## What you have to do
Please find the lines in the entries below that contain the word "charged", and copy each one.

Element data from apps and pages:

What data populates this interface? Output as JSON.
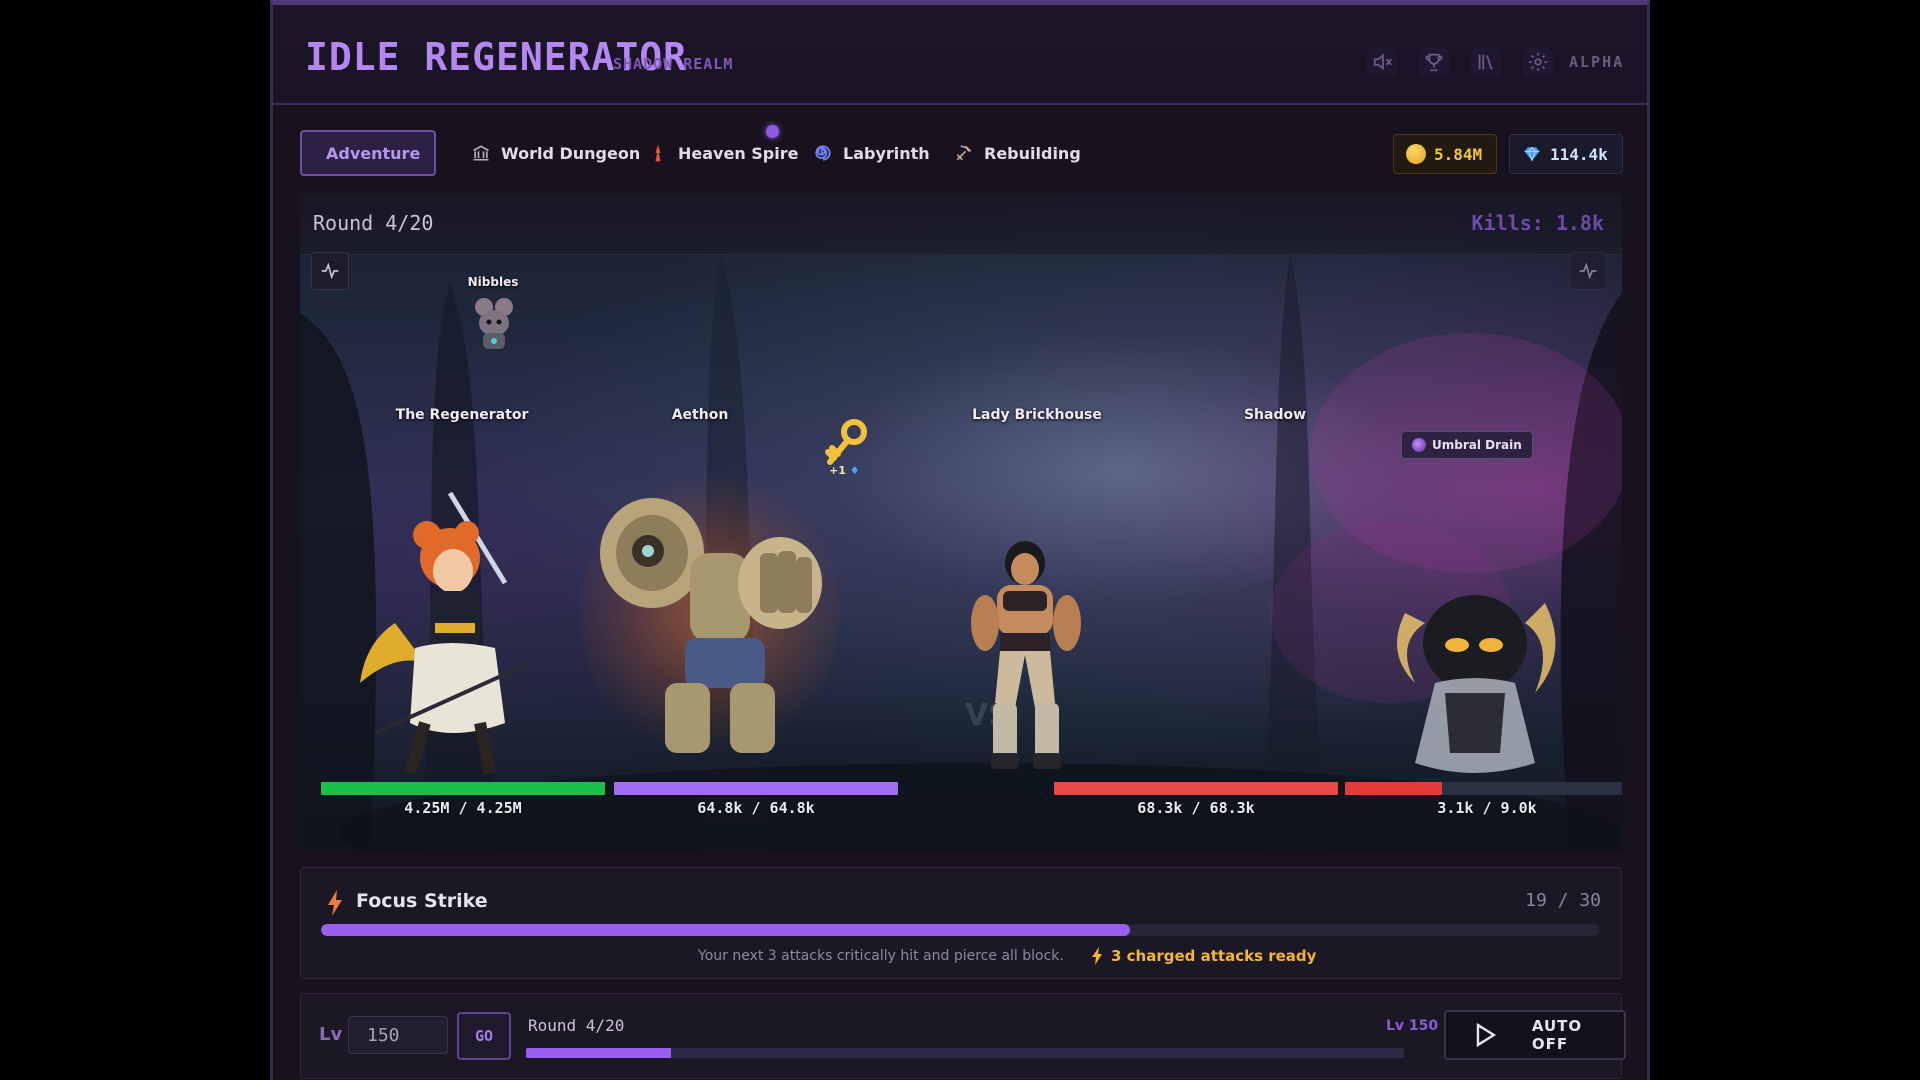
{
  "header": {
    "title": "IDLE REGENERATOR",
    "subtitle": "SHADOW REALM",
    "badge": "ALPHA",
    "icons": [
      "mute-icon",
      "trophy-icon",
      "library-icon",
      "gear-icon"
    ]
  },
  "tabs": [
    {
      "label": "Adventure",
      "icon": "crossed-swords-icon",
      "active": true
    },
    {
      "label": "World Dungeon",
      "icon": "temple-icon",
      "active": false
    },
    {
      "label": "Heaven Spire",
      "icon": "spire-icon",
      "active": false
    },
    {
      "label": "Labyrinth",
      "icon": "spiral-icon",
      "active": false
    },
    {
      "label": "Rebuilding",
      "icon": "hammer-pick-icon",
      "active": false
    }
  ],
  "currency": {
    "gold": "5.84M",
    "gems": "114.4k"
  },
  "battle": {
    "round_text": "Round 4/20",
    "kills_text": "Kills: 1.8k",
    "pet": {
      "name": "Nibbles"
    },
    "loot_drop": {
      "icon": "key-icon",
      "text": "+1"
    },
    "units": [
      {
        "name": "The Regenerator",
        "side": "ally",
        "hp_text": "4.25M / 4.25M",
        "hp_fraction": 1.0,
        "hp_color": "#19c04a"
      },
      {
        "name": "Aethon",
        "side": "ally",
        "hp_text": "64.8k / 64.8k",
        "hp_fraction": 1.0,
        "hp_color": "#a06df0"
      },
      {
        "name": "Lady Brickhouse",
        "side": "enemy",
        "hp_text": "68.3k / 68.3k",
        "hp_fraction": 1.0,
        "hp_color": "#ea4747"
      },
      {
        "name": "Shadow",
        "side": "enemy",
        "hp_text": "3.1k / 9.0k",
        "hp_fraction": 0.34,
        "hp_color": "#e33a3a",
        "buff": "Umbral Drain"
      }
    ]
  },
  "focus_strike": {
    "title": "Focus Strike",
    "count_text": "19 / 30",
    "progress": 0.633,
    "description": "Your next 3 attacks critically hit and pierce all block.",
    "charged_text": "3 charged attacks ready"
  },
  "level_bar": {
    "lv_label": "Lv",
    "level_value": "150",
    "go_label": "GO",
    "round_text": "Round 4/20",
    "max_level_text": "Lv 150",
    "progress": 0.165,
    "auto_label": "AUTO OFF"
  },
  "colors": {
    "accent": "#9a5ef0",
    "gold": "#f3c641",
    "charged": "#f2b62f"
  }
}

## Exercise solution
    "charged_text": "3 charged attacks ready"
    "charged": "#f2b62f"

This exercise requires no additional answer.